In the midst of his long congress reports, full of methodical passages and catechism-like questions and answers, Stalin could also deploy words with biblical and poetic power. Such as this one from late in 1927, in response to some who felt that the Soviet Union should act meekly to foster a favourable impression among the international ruling class:

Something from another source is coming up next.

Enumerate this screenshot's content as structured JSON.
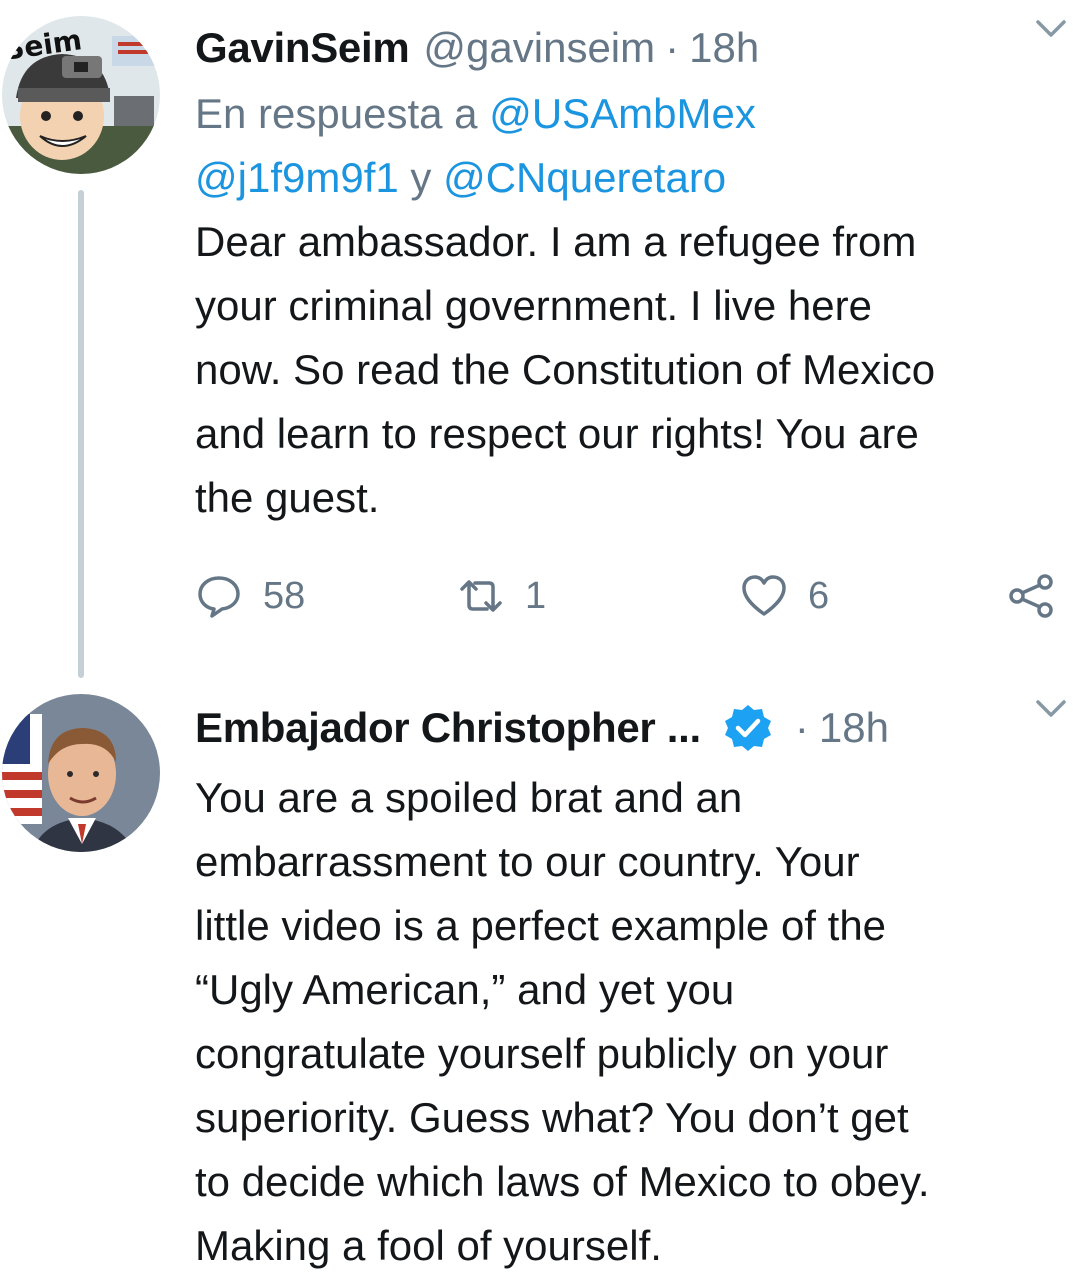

What can be said about this reactionary liberal philosophy? The only thing that can be said about it is that its authors would like to see the U.S.S.R. toothless, unarmed, grovelling at the feet of its enemies and surrendering to them. There was a “bleeding” Belgium, pictures of which at one time used to decorate cigarette packets. Why should there not be a “bleeding” U.S.S.R.? Everybody would then sympathise with it and be sorry for it. But no, comrades! We do not agree with this. Rather let all those liberal pacifist philosophers with their “sympathy” for the U.S.S.R. go to the devil. If only we have the sympathy of the vast masses of the working people, the rest will follow. And if it is necessary that somebody should “bleed,” we shall make every effort to ensure that the one to be bloodily battered and “bleeding” shall be some bourgeois country and not the U.S.S.R. (Works, vol. 10, pp. 48-49).